In remembrance...
Oppi Untracht, 85, an enamelist, metalsmith and jeweler, and the author of definitive technical and scholarly books on those subjects, succumbed to a long illness July 5 in Finland, where he had lived since 1967.

Born in New York City, Untracht earned degrees in fine arts and art education from NYU and Columbia, respectively, and studied photography with Lisette Model and Berenice Abbott. From the 1940s on, he was variously a photojournalist, exhibiting artist, high-school art teacher, and writer. He was the author of Enameling on Metal (1957) and Metal Techniques for Craftsmen (1968), as well as Saara Hopea-Untracht: Life and Work (1988), about his late wife, a Finnish glass designer. He spent years documenting the historical, ethnic, and contemporary jewelry of many lands, which resulted in two encyclopedic volumes of in-depth text and stunning field photography: Jewelry: Concepts and Technology (1982) and Traditional Jewelry of India (1997).

Ralph Bacerra, 70, died June 10 of lung cancer at his home in Los Angeles, where he was a prominent and well-loved member of the ceramic art community. He was renowned for his impeccably crafted and highly decorative sculptural vessels and platters whose painterly surfaces he adorned in rich, opulent swirls of color and geometric shapes and patterns.

A native of Southern California, Bacerra studied ceramics with Vivika Heino at Chouinard Art Institute, and established his studio in L.A. in 1963. He became an influential teacher, serving as head of ceramics at both Chouinard (1963-71) and the Otis Art Institute (1983-96). Widely exhibited and collected, his work brought him many honors, including induction into the American Craft Council College of Fellows.
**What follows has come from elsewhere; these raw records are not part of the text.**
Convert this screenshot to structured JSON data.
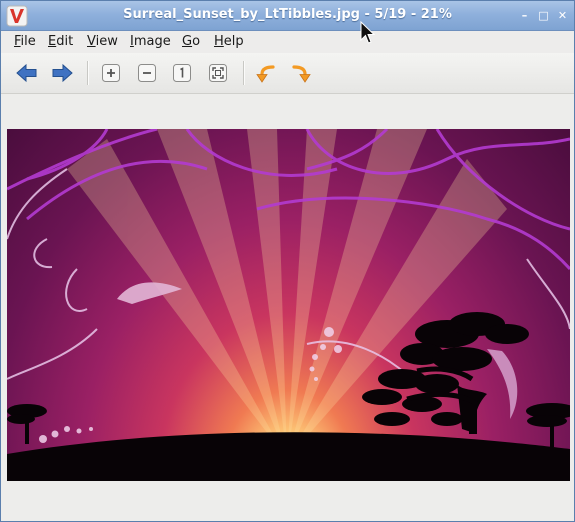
{
  "window": {
    "title": "Surreal_Sunset_by_LtTibbles.jpg - 5/19 - 21%",
    "minimize_glyph": "–",
    "maximize_glyph": "□",
    "close_glyph": "✕"
  },
  "menu": {
    "items": [
      {
        "mnemonic": "F",
        "rest": "ile"
      },
      {
        "mnemonic": "E",
        "rest": "dit"
      },
      {
        "mnemonic": "V",
        "rest": "iew"
      },
      {
        "mnemonic": "I",
        "rest": "mage"
      },
      {
        "mnemonic": "G",
        "rest": "o"
      },
      {
        "mnemonic": "H",
        "rest": "elp"
      }
    ]
  },
  "toolbar": {
    "buttons": [
      "back-arrow-icon",
      "forward-arrow-icon",
      "zoom-in-icon",
      "zoom-out-icon",
      "zoom-normal-icon",
      "zoom-fit-icon",
      "rotate-left-icon",
      "rotate-right-icon"
    ]
  },
  "colors": {
    "title_bar": "#8fb0dc",
    "arrow_blue": "#3f72c2",
    "rotate_orange": "#f39a23",
    "sunset_magenta": "#9a2064"
  },
  "image": {
    "subject": "Surreal sunset wallpaper"
  }
}
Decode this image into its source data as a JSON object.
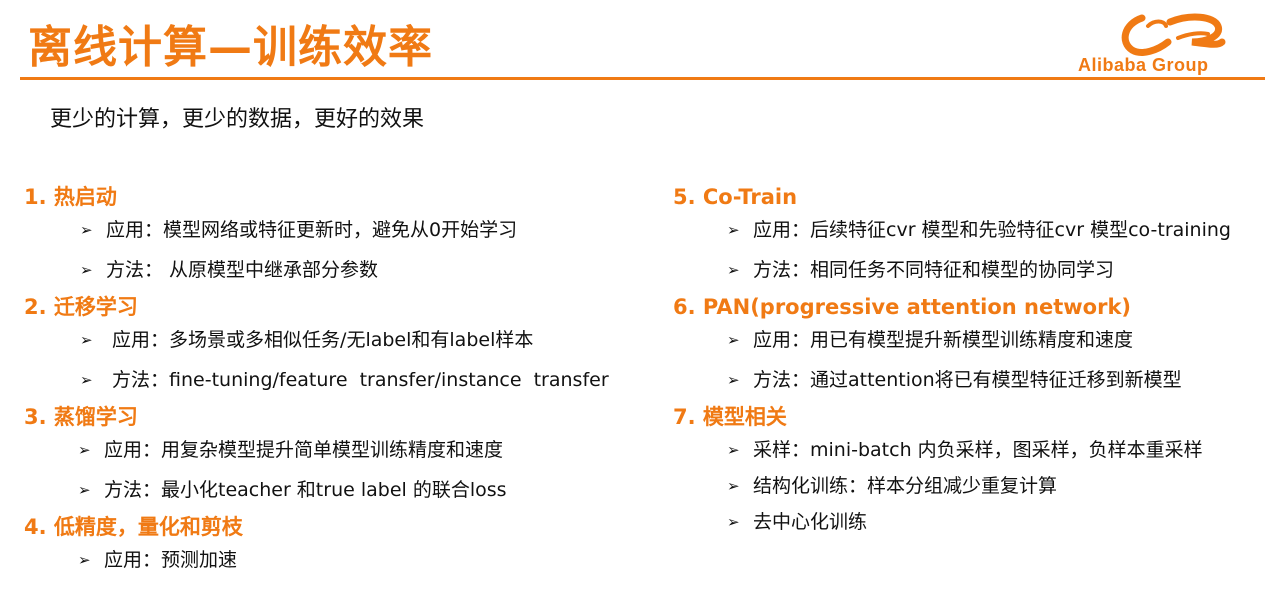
{
  "header": {
    "title": "离线计算—训练效率",
    "logo_text": "Alibaba Group",
    "accent_color": "#f07a14"
  },
  "subtitle": "更少的计算，更少的数据，更好的效果",
  "columns": [
    {
      "sections": [
        {
          "heading": "1. 热启动",
          "items": [
            "应用：模型网络或特征更新时，避免从0开始学习",
            "方法： 从原模型中继承部分参数"
          ]
        },
        {
          "heading": "2. 迁移学习",
          "items": [
            " 应用：多场景或多相似任务/无label和有label样本",
            " 方法：fine-tuning/feature  transfer/instance  transfer"
          ]
        },
        {
          "heading": "3. 蒸馏学习",
          "items": [
            "应用：用复杂模型提升简单模型训练精度和速度",
            "方法：最小化teacher 和true label 的联合loss"
          ]
        },
        {
          "heading": "4. 低精度，量化和剪枝",
          "items": [
            "应用：预测加速"
          ]
        }
      ]
    },
    {
      "sections": [
        {
          "heading": "5. Co-Train",
          "items": [
            "应用：后续特征cvr 模型和先验特征cvr 模型co-training",
            "方法：相同任务不同特征和模型的协同学习"
          ]
        },
        {
          "heading": "6. PAN(progressive  attention  network)",
          "items": [
            "应用：用已有模型提升新模型训练精度和速度",
            "方法：通过attention将已有模型特征迁移到新模型"
          ]
        },
        {
          "heading": "7. 模型相关",
          "items": [
            "采样：mini-batch 内负采样，图采样，负样本重采样",
            "结构化训练：样本分组减少重复计算",
            "去中心化训练"
          ]
        }
      ]
    }
  ],
  "icons": {
    "bullet": "arrowhead-bullet-icon",
    "logo": "alibaba-smile-logo-icon"
  }
}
Memorial donations may be made to the Pasadena Art Alliance.

Ursula McCracken, director of the Textile Museum in Washington, DC, from 1986 to 2004, died of cancer at her Baltimore home on March 17. She was 66. She broadened the museum's audience through exhibitions and publications.